Search the data for the word "selv". Reproduce every line where it is found.

Listed records →

━━━━━━━━

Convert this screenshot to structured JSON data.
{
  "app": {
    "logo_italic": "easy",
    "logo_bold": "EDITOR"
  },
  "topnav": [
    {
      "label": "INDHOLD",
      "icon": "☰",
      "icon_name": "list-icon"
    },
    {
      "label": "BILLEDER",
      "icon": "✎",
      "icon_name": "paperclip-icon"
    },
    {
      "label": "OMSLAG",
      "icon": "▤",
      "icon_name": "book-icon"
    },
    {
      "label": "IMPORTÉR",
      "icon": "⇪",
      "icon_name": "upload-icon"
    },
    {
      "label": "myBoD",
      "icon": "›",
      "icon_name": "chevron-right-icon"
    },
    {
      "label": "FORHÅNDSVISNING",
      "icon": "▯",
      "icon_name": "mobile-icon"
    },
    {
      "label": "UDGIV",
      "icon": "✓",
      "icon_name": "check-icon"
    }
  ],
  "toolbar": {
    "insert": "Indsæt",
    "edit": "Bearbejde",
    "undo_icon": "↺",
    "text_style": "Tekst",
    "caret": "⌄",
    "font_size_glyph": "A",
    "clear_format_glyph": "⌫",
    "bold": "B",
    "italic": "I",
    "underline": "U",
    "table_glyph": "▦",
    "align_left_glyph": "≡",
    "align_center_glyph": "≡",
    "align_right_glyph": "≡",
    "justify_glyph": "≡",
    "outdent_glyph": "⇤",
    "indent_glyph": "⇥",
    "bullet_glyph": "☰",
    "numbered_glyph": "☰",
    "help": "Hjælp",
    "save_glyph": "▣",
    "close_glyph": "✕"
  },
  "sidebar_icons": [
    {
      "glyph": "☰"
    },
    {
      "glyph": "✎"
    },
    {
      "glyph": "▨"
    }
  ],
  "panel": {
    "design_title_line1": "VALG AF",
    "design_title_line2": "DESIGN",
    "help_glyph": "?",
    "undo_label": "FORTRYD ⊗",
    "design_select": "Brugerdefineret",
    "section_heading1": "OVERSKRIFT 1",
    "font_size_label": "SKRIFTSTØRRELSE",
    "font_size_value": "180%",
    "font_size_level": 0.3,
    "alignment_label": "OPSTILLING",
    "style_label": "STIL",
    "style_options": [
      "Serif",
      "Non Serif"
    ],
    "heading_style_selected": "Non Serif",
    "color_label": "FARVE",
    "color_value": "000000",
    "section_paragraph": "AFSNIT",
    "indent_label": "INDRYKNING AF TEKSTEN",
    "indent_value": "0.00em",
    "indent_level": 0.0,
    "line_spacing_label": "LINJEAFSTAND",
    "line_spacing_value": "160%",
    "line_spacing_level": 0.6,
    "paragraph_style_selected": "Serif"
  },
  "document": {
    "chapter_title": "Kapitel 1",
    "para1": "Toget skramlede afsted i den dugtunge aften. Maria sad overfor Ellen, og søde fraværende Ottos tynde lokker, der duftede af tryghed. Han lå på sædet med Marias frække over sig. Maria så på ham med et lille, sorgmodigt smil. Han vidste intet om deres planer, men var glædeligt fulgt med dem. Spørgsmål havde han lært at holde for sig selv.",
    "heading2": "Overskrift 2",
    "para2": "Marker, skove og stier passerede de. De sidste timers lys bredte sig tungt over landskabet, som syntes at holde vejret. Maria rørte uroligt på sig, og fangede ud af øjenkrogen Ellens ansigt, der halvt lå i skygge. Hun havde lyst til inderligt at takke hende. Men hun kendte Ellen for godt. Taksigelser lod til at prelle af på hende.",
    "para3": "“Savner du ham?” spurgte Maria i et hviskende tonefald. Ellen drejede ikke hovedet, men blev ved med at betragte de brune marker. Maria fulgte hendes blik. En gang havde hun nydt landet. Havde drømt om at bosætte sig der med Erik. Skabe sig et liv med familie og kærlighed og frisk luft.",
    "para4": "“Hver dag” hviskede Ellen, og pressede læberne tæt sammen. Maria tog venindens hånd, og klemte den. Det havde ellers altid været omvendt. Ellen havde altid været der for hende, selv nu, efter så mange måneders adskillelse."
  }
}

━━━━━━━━

Response area →
    "para1": "Toget skramlede afsted i den dugtunge aften. Maria sad overfor Ellen, og søde fraværende Ottos tynde lokker, der duftede af tryghed. Han lå på sædet med Marias frække over sig. Maria så på ham med et lille, sorgmodigt smil. Han vidste intet om deres planer, men var glædeligt fulgt med dem. Spørgsmål havde han lært at holde for sig selv.",
    "para4": "“Hver dag” hviskede Ellen, og pressede læberne tæt sammen. Maria tog venindens hånd, og klemte den. Det havde ellers altid været omvendt. Ellen havde altid været der for hende, selv nu, efter så mange måneders adskillelse."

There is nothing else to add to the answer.